Look, let’s face it, The Stand is never going to be made into a great film or TV series or whatever. Stephen King’s novel about a virus that wipes out most of the world’s population is too dense, too sprawling and too tricky to make for a satisfying adaptation, even if you hired the best director in the universe, so just enjoy what we’ve got, would you? This mini-series isn’t that bad, even if it features the usual head-scratching casting choices that plague most King mini-series (we weren’t quite picturing Rob Lowe and Molly Ringwald when we read the book, but what the hell, why not?). And yeah, the plot is condensed to the point of almost being parody of itself, but what did you expect? At least that opening tracking shot of everyone dead at the military base set to Blue Oyster Cult’s “Don’t Fear The Reaper” is pure King, baby.
Eli Roth‘s Cabin Fever was a nasty and bizarre romp in the woods in which attractive young people became the victims of a flesh-eating virus. This direct-to-video sequel brings the gruesomeness to the scenario of a high school prom, in which the bottled water all the hapless teens are swiggin’ is infected with you-know-what. Gross-outs to the max ensue — indeed, the gore galore is the star of this flick, and we have to admit, a lot of genuine imagination and creativity went into some of the disgustingness going on here. If nothing else, Cabin Fever 2 may make you think twice before going to a stripper club.

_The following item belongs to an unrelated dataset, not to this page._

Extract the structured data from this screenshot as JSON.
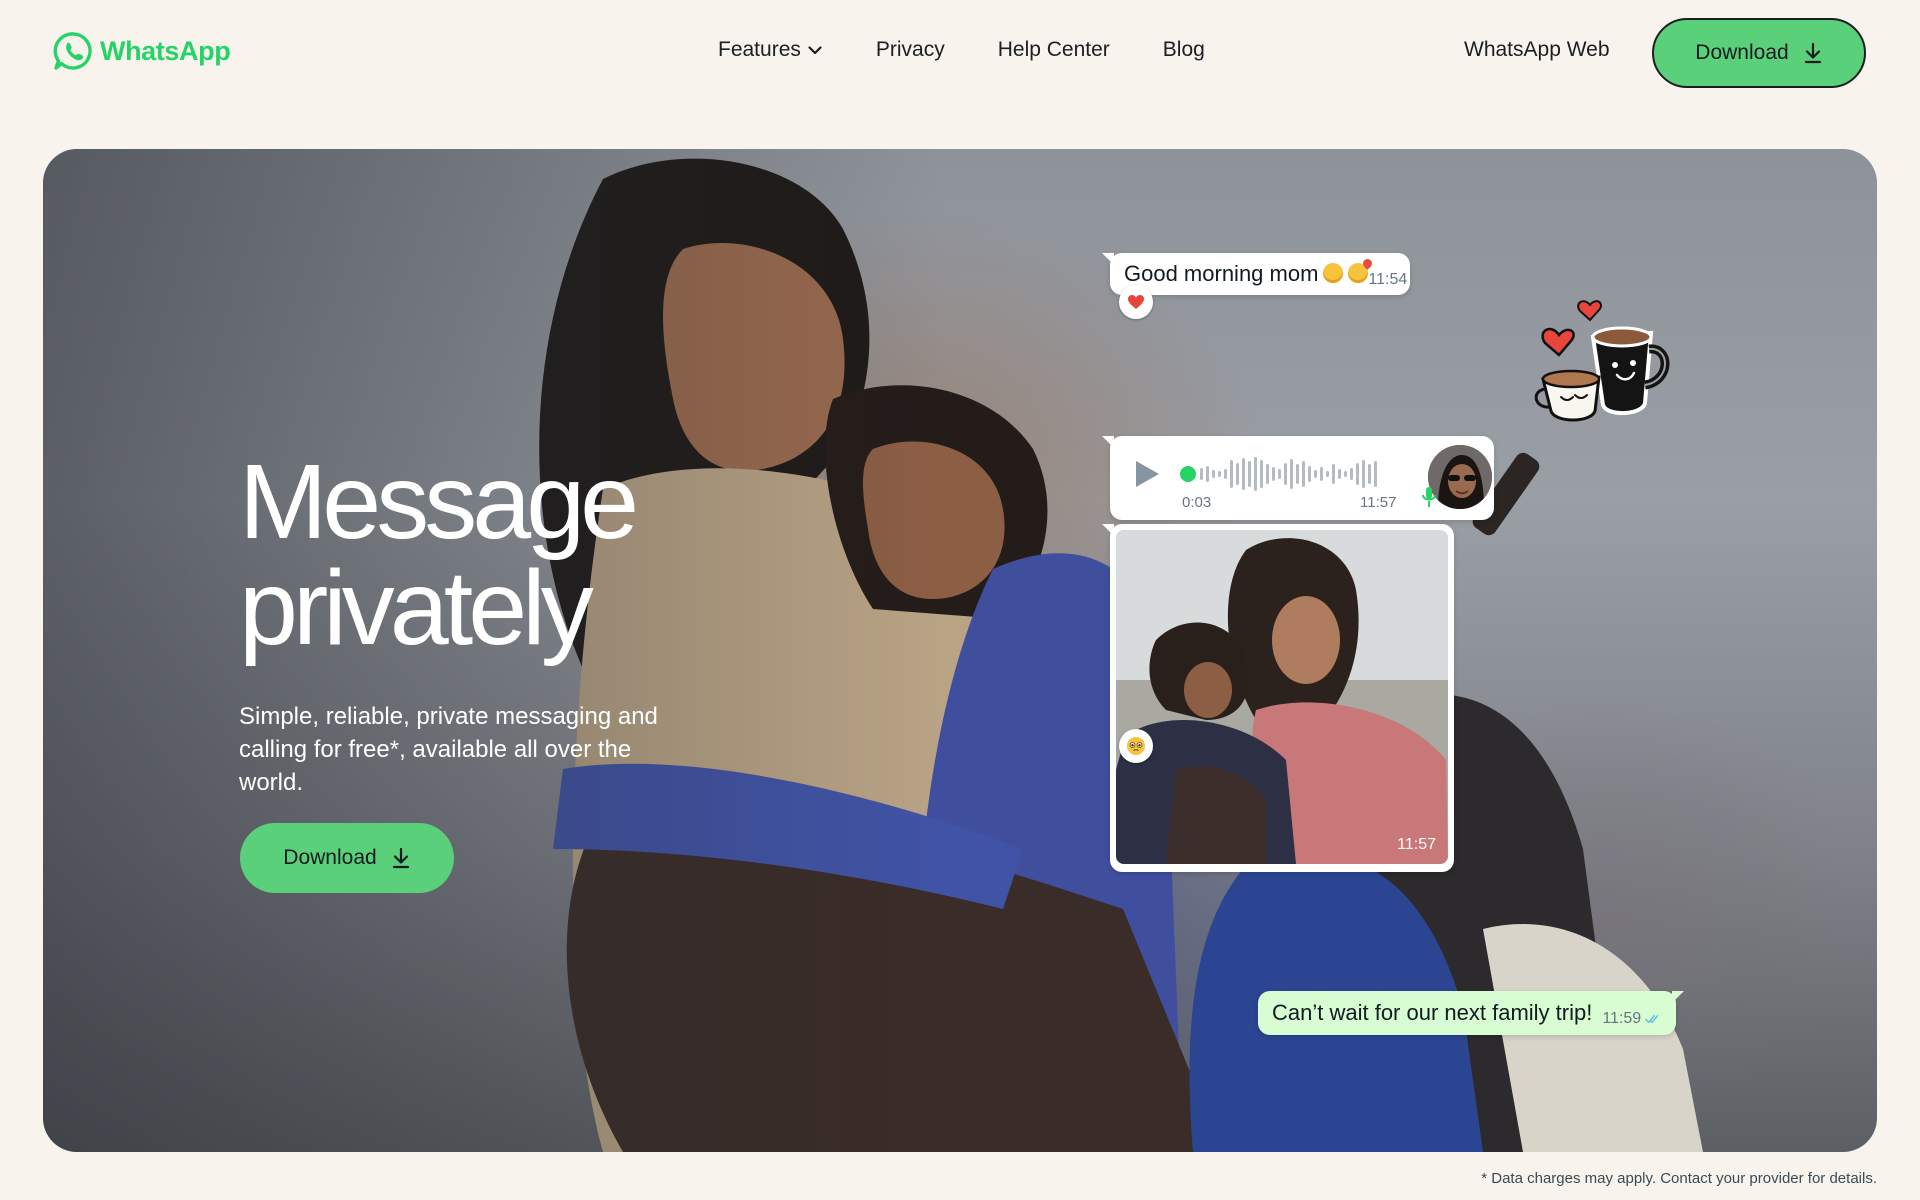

The 2010 remake starring Timothy Olyphant was pretty good, but George Romero‘s 1973 original is the real deal, an exercise in genuine mass hysteria topped only by the director himself in his own Dawn of the Dead six years later. The Crazies isn’t really about a virus, but something‘s gotten into a small town’s water supply that’s making everyone stark raving mad, leaving the military nervous and trigger-happy and scientists baffled. This film actually feels crazy — Romero’s knack for hyper-realism is in full effect here, making for an exhausting movie experience.